A contact-tracing app could help stop the coronavirus pandemic, but 80% of current smartphone owners would need to use it, say experts advising the NHS.
The University of Oxford’s Big Data Institute has modelled a city of one million people to simulate the software’s impact.
If there is lower uptake, academics say the app would still help slow the spread of Covid-19.
They add that letting people self-diagnose the illness could be critical.
That means users would only have to answer an on-screen questionnaire before being judged to be at significant risk of infection. They would not have to speak to a health advisor or wait for a medical test result.
This would send a cascade of alerts to people they had recently been in proximity to, advising them to go back into self-isolation.
The experts say “speed is of the essence”, and that delaying contact tracing by even a day from the onset of symptoms could make the difference between epidemic control and resurgence.
“There would be more people receiving notifications as a result of false warnings,” explained Prof Christophe Fraser.

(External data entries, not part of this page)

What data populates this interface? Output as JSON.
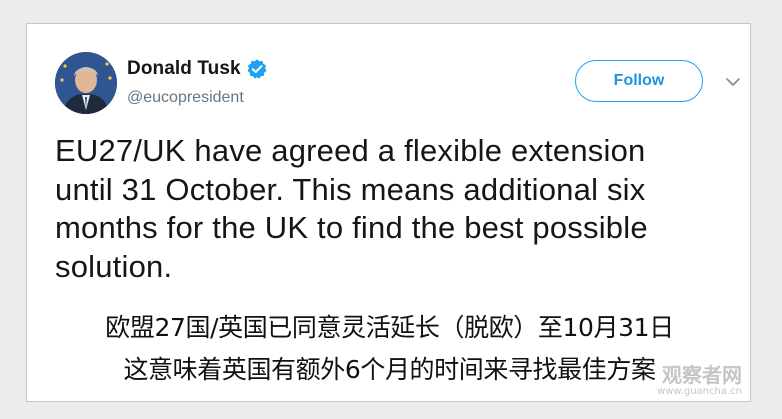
{
  "tweet": {
    "display_name": "Donald Tusk",
    "handle": "@eucopresident",
    "follow_label": "Follow",
    "text": "EU27/UK have agreed a flexible extension\nuntil 31 October. This means additional six\nmonths for the UK to find the best possible\nsolution."
  },
  "caption": {
    "line1": "欧盟27国/英国已同意灵活延长（脱欧）至10月31日",
    "line2": "这意味着英国有额外6个月的时间来寻找最佳方案"
  },
  "watermark": {
    "main": "观察者网",
    "sub": "www.guancha.cn"
  },
  "colors": {
    "accent": "#1da1f2",
    "verified": "#1da1f2",
    "handle": "#657786",
    "text": "#14171a"
  },
  "icons": {
    "verified": "verified-badge-icon",
    "menu": "chevron-down-icon"
  }
}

“But actually, it results in fewer days of people in self-isolation and quarantine, because the effect of suppressing the epidemic more quickly outweighs the risks in waiting for a test before the notification.”
The over-70s have not been factored in, on the basis they would remain “shielded” by staying at home, he added.
The Oxford University academics are a mix of epidemiologists and ethicists advising NHSX – the health service’s digital innovation unit – on what basis the contact-tracing app should be created. They are not involved in coding or designing the software itself.
Their model takes into account different age groups, household structures and movement patterns in an effort to try to maximise the number of people who could be allowed to freely move about once a contact-tracing app has been launched.
“We’re looking at introducing the app towards the end of lockdown,” Prof Fraser added.
“When you install it, it needs a few days to start recording data before it can be fully functional.”
The group first published a paper about its work at the end of March.
Since then, they have adjusted their model to take account of changing factors, including the fact that Covid-19’s infection rate has been faster than they had anticipated.
They have also changed plans from using a system that relied on GPS location readings and scanning QR codes to one that exclusively depends on Bluetooth signals. This has been done to provide users more privacy, which in turn could encourage take-up.
The hope is that using the app, as well as other measures such as hand-washing and social distancing from vulnerable members of the population, will prevent a second peak in infections or the need for repeated national lockdowns.
The team estimates that 56% of the general population must use the app to halt the outbreak. Prof Fraser said that equated to 80% of all existing smartphone owners, based on data from Ofcom.
“That’s a very ambitious target,” the professor acknowledged.
“It’s not something that would typically happen for a new app – even an incredibly popular one – but if we can explain that this is a public health intervention, that will be new and different.
“Some of my colleagues have… commissioned large surveys in multiple European countries including the UK.
“More than 80% of people surveyed said they were likely to or would install this app when it was explained in detail what it would be doing.”
Even if fewer people install the app, the team estimates that one infection will be averted for every one to two users.
The Oxford team suggests that use of the tool should be voluntary. However, this will pose a challenge.
On 20 March, Singapore became one of the first countries to deploy a voluntary contact-tracing app, TraceTogether.
But only about 12% of the population installed it, and after a spike in new cases the city-state introduced a lockdown on 7 April, which it termed a “circuit-breaker”.
To further complicate matters, a small number of phones still in use in the UK do not support the Bluetooth Low Energy system required, making the target even harder to reach.
Prof Fraser said that officials were discussing giving smartphones to those without – or cheaper, wearable Bluetooth devices – in order to boost the number of citizens involved.
NHSX is also keen to keep the app opt-in.
But some have already started exploring the implications of it becoming obligatory.
Internet law expert Prof Lillian Edwards has drafted a law to safeguard citizens’ rights that says:
- any compulsion must be public, legitimate, necessary and proportionate to the public goal of defeating coronavirus
- sharing of data for any purpose beyond defeating corona must require users’ consent
- a new Coronavirus Safeguarding Commissioner should act as watchdog
Others – including the cyber-security expert Ross Anderson and AI entrepreneur Kai-Fu Lee – have cast doubt over whether contact-tracing apps have any chance of success, and fear they could give “false hope” to politicians looking for a way out of lockdowns.